The records below are to be output exactly, except for their pictures.

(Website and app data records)
::::

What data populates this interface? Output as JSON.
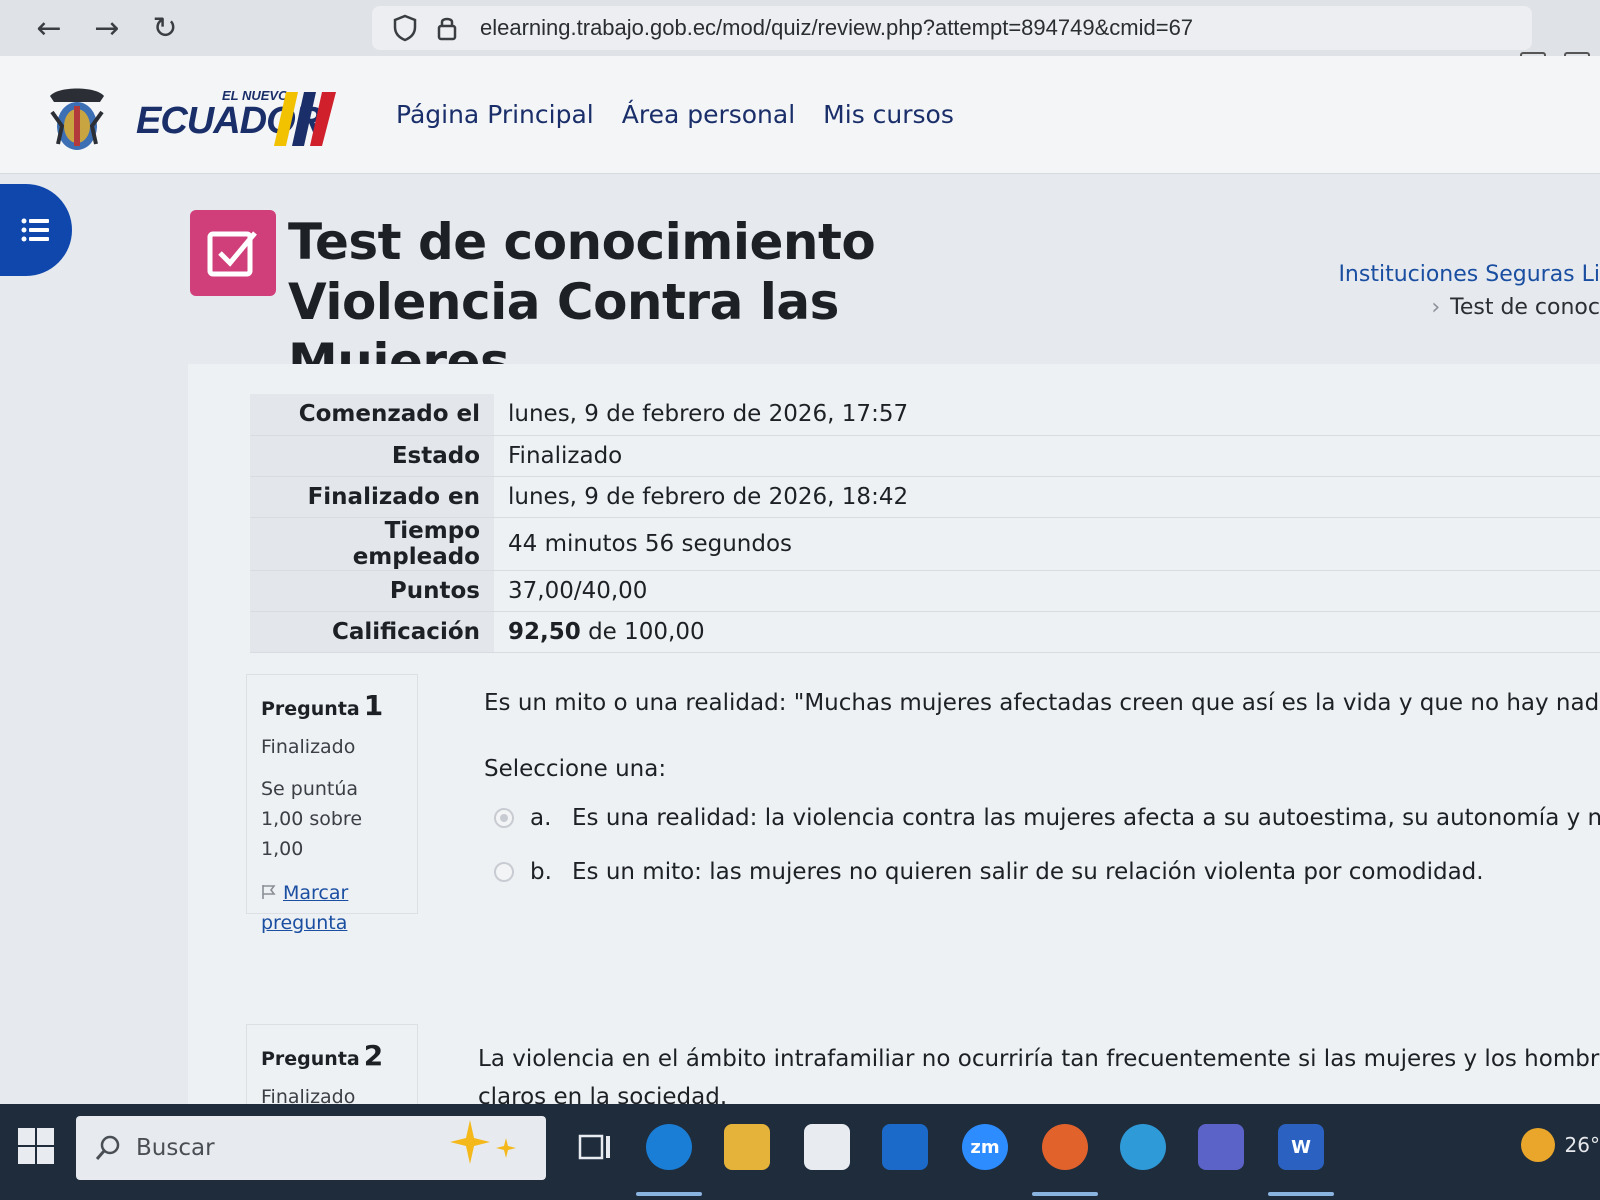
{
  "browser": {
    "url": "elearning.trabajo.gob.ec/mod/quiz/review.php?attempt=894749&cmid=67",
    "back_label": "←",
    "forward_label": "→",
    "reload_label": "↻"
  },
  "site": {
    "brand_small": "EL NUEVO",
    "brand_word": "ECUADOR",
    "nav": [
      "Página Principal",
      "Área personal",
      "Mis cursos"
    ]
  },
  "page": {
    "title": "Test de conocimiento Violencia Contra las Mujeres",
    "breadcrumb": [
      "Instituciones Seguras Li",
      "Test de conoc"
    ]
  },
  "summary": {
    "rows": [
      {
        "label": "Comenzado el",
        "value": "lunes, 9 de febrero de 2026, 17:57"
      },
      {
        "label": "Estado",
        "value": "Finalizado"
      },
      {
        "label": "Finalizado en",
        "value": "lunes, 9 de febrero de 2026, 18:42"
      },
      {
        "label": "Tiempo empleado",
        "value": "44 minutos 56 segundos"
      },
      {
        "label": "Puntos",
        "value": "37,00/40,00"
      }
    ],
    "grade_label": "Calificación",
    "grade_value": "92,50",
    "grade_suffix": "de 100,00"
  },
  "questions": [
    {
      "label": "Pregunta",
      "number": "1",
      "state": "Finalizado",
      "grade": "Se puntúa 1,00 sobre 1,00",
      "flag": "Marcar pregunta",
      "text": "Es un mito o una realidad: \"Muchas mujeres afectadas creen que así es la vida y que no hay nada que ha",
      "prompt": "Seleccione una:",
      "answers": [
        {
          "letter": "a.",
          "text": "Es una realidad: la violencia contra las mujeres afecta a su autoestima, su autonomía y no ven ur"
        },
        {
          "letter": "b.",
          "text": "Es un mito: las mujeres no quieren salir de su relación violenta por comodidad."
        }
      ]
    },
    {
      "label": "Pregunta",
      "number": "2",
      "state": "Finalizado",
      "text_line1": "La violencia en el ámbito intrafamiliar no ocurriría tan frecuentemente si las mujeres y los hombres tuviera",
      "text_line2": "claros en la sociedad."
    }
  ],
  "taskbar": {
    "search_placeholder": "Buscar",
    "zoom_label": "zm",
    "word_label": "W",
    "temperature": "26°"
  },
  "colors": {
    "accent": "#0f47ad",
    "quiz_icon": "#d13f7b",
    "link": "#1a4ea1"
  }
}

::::

FINISHED EXERCISE
What data populates this interface? Output as JSON.
{
  "browser": {
    "url": "elearning.trabajo.gob.ec/mod/quiz/review.php?attempt=894749&cmid=67",
    "back_label": "←",
    "forward_label": "→",
    "reload_label": "↻"
  },
  "site": {
    "brand_small": "EL NUEVO",
    "brand_word": "ECUADOR",
    "nav": [
      "Página Principal",
      "Área personal",
      "Mis cursos"
    ]
  },
  "page": {
    "title": "Test de conocimiento Violencia Contra las Mujeres",
    "breadcrumb": [
      "Instituciones Seguras Li",
      "Test de conoc"
    ]
  },
  "summary": {
    "rows": [
      {
        "label": "Comenzado el",
        "value": "lunes, 9 de febrero de 2026, 17:57"
      },
      {
        "label": "Estado",
        "value": "Finalizado"
      },
      {
        "label": "Finalizado en",
        "value": "lunes, 9 de febrero de 2026, 18:42"
      },
      {
        "label": "Tiempo empleado",
        "value": "44 minutos 56 segundos"
      },
      {
        "label": "Puntos",
        "value": "37,00/40,00"
      }
    ],
    "grade_label": "Calificación",
    "grade_value": "92,50",
    "grade_suffix": "de 100,00"
  },
  "questions": [
    {
      "label": "Pregunta",
      "number": "1",
      "state": "Finalizado",
      "grade": "Se puntúa 1,00 sobre 1,00",
      "flag": "Marcar pregunta",
      "text": "Es un mito o una realidad: \"Muchas mujeres afectadas creen que así es la vida y que no hay nada que ha",
      "prompt": "Seleccione una:",
      "answers": [
        {
          "letter": "a.",
          "text": "Es una realidad: la violencia contra las mujeres afecta a su autoestima, su autonomía y no ven ur"
        },
        {
          "letter": "b.",
          "text": "Es un mito: las mujeres no quieren salir de su relación violenta por comodidad."
        }
      ]
    },
    {
      "label": "Pregunta",
      "number": "2",
      "state": "Finalizado",
      "text_line1": "La violencia en el ámbito intrafamiliar no ocurriría tan frecuentemente si las mujeres y los hombres tuviera",
      "text_line2": "claros en la sociedad."
    }
  ],
  "taskbar": {
    "search_placeholder": "Buscar",
    "zoom_label": "zm",
    "word_label": "W",
    "temperature": "26°"
  },
  "colors": {
    "accent": "#0f47ad",
    "quiz_icon": "#d13f7b",
    "link": "#1a4ea1"
  }
}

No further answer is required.